(Excerpts from an interface dataset)
◆ ◆ ◆ ◆ ◆ ◆ ◆

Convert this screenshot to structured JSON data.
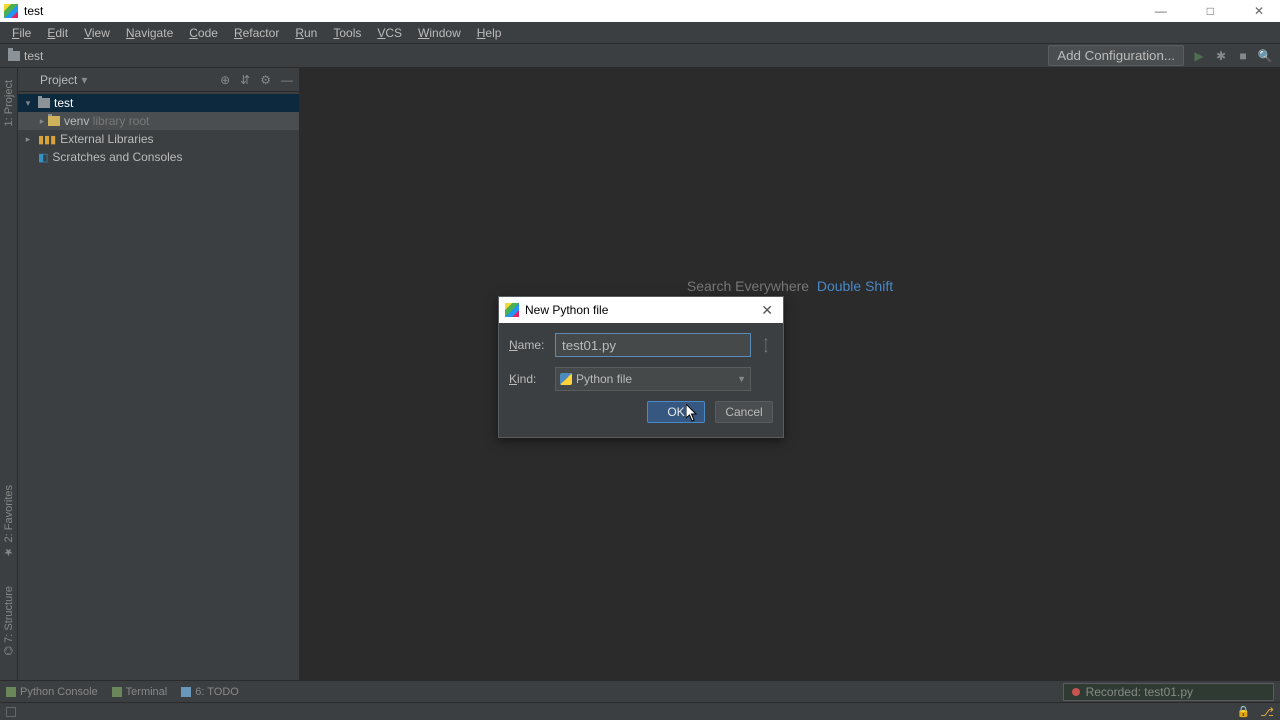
{
  "window": {
    "title": "test"
  },
  "menubar": [
    "File",
    "Edit",
    "View",
    "Navigate",
    "Code",
    "Refactor",
    "Run",
    "Tools",
    "VCS",
    "Window",
    "Help"
  ],
  "navbar": {
    "breadcrumb": "test",
    "add_config": "Add Configuration..."
  },
  "project": {
    "title": "Project",
    "tree": {
      "root": "test",
      "venv": "venv",
      "venv_hint": "library root",
      "external": "External Libraries",
      "scratches": "Scratches and Consoles"
    }
  },
  "left_tabs": [
    "1: Project",
    "Favorites",
    "7: Structure"
  ],
  "hints": {
    "search": "Search Everywhere",
    "shortcut": "Double Shift"
  },
  "dialog": {
    "title": "New Python file",
    "name_label": "Name:",
    "name_value": "test01.py",
    "kind_label": "Kind:",
    "kind_value": "Python file",
    "ok": "OK",
    "cancel": "Cancel"
  },
  "bottom": {
    "python_console": "Python Console",
    "terminal": "Terminal",
    "todo": "6: TODO",
    "recorded": "Recorded: test01.py"
  }
}
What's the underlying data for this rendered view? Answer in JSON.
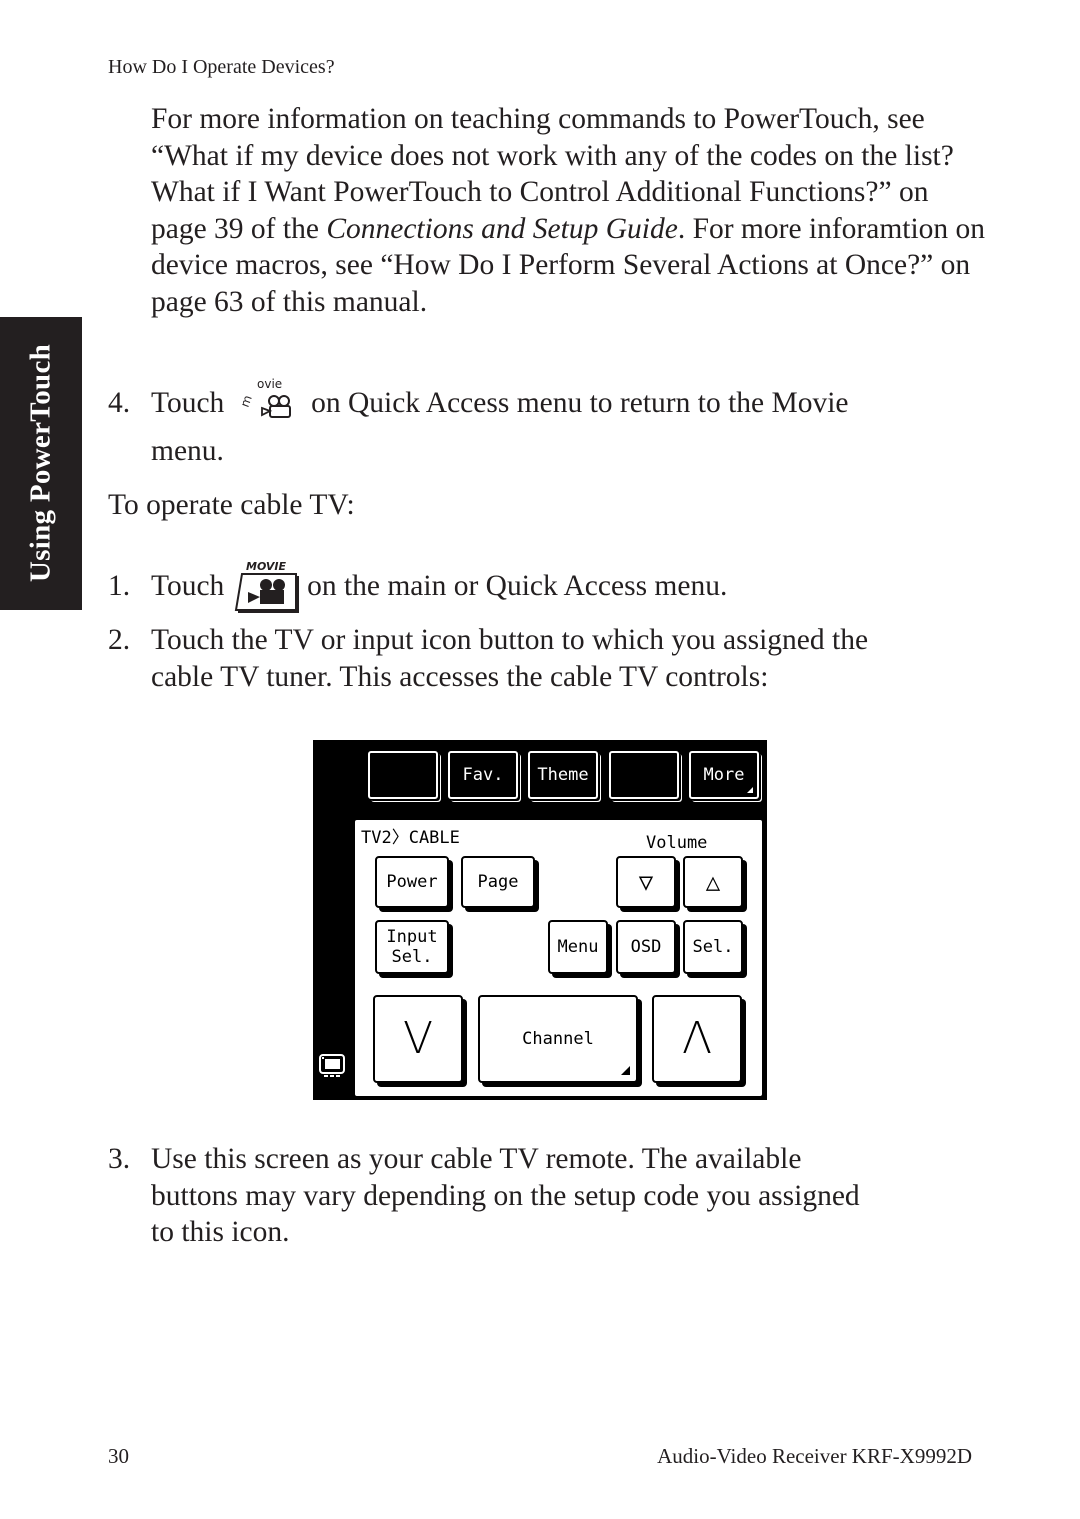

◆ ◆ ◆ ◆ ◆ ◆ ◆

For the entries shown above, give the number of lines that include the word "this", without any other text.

2